The Europa Multiple-Flyby Mission’s goal is to study the Galilean moon Europa, with a series of flybys and a possible lander. Following discoveries made by the Galileo spacecraft during its eight year orbit around Jupiter, the orbiter plans to study the subsurface ocean under the moon. Nine scientific instruments have been chosen for the orbiter all being contributed by various universities and laboratories such as the Jet Propulsion Laboratory, Arizona State University, and the University of Colorado Boulder.

An artist’s interpretation of the IVO’s volcanic plume flyby
Corby Waste/NASA JPL
Io Volcano Observer
The Io Volcano Observer (IVO) is a proposed robotic spacecraft proposed by the University of Arizona and John Hopkins University’s Applied Physics Laboratory in 2010 and 2015 as a NASA Discovery class mission as well as it was a contestant for NASA’s New Frontiers program.
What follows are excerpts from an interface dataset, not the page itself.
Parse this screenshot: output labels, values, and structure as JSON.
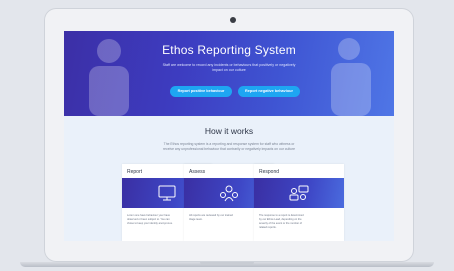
{
  "hero": {
    "title": "Ethos Reporting System",
    "subtitle": "Staff are welcome to record any incidents or behaviours that positively or negatively impact on our culture",
    "buttons": {
      "positive": "Report positive behaviour",
      "negative": "Report negative behaviour"
    }
  },
  "how_it_works": {
    "title": "How it works",
    "subtitle": "The Ethos reporting system is a reporting and response system for staff who witness or receive any unprofessional behaviour that contrarily or negatively impacts on our culture",
    "cards": [
      {
        "title": "Report",
        "icon": "monitor-icon",
        "text": "Lorem one have behaviour your have observed or been subject to. You can chose to keep your identity anonymous."
      },
      {
        "title": "Assess",
        "icon": "team-icon",
        "text": "All reports are reviewed by our trained triage team."
      },
      {
        "title": "Respond",
        "icon": "conversation-icon",
        "text": "The response to a report is determined by our Ethos Lead, depending on the severity of the event or the number of related reports."
      }
    ]
  },
  "colors": {
    "hero_start": "#3c2fa6",
    "hero_end": "#4f76e6",
    "button": "#1ea6f2",
    "page_bg": "#eaf1fa"
  }
}
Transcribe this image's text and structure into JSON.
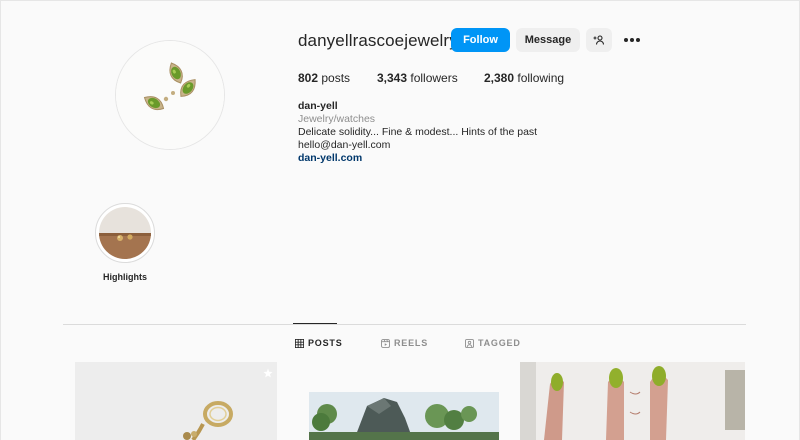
{
  "profile": {
    "username": "danyellrascoejewelry",
    "follow_label": "Follow",
    "message_label": "Message",
    "stats": {
      "posts_count": "802",
      "posts_label": "posts",
      "followers_count": "3,343",
      "followers_label": "followers",
      "following_count": "2,380",
      "following_label": "following"
    },
    "bio": {
      "name": "dan-yell",
      "category": "Jewelry/watches",
      "line1": "Delicate solidity... Fine & modest... Hints of the past",
      "email": "hello@dan-yell.com",
      "website": "dan-yell.com"
    }
  },
  "highlights": [
    {
      "label": "Highlights"
    }
  ],
  "tabs": [
    {
      "label": "POSTS",
      "icon": "grid-icon",
      "active": true
    },
    {
      "label": "REELS",
      "icon": "reels-icon",
      "active": false
    },
    {
      "label": "TAGGED",
      "icon": "tagged-icon",
      "active": false
    }
  ],
  "colors": {
    "follow_button": "#0095f6",
    "link": "#00376b",
    "gem_green": "#6a9a2a"
  }
}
With the newest Discovery-class future mission being determined by NASA by September of 2016, if IVO is selected for the 13th mission, it would launch May 29th, 2021. IVO would have a five year transit to Jupiter with an orbital insertion date of February 2026 and then would have a 22 month scientific phase with at least eight orbits.

It is a low-cost mission to study the volcanism on Jupiter’s moon Io and its impact of the entire Jupiter system. Specifically the spacecraft would study its induced magnetic field, the temperature of the lava, the global heat flow, and the composition of Io’s atmosphere, volcanic plumes and lava. As seen first by Voyager 1, Io’s volcanism is likely powered by tidal heating, a process that may affect worlds like Europa and Enceladus and keep their inner oceans warm. (Io likely does not have internal oceans of water, but instead is filled with magma.)

Advanced Jovian Asteroid Explorer
The last proposed spacecraft to the Jupiter system is the AJAX (Advanced Jovian Asteroid eXplorer) that is also in the running for NASA’s future 13th Discovery-class mission. It would have roughly the same timeline as the IVO with a hopeful launch in 2021.

The goal of AJAX is to cram flybys, orbits, and landings into one mission to study one of the Jupiter’s Trojan asteroids. A Jupiter Trojan, otherwise known as a Trojan, is an asteroid that shares the same orbit as Jupiter, but stays in a group of Trojans either 60 degrees ahead or behind the planet. AJAX would have a twelve year cruise time to the asteroid and after a year of observations orbiting the asteroid, it would drop a small instrument package onto its surface.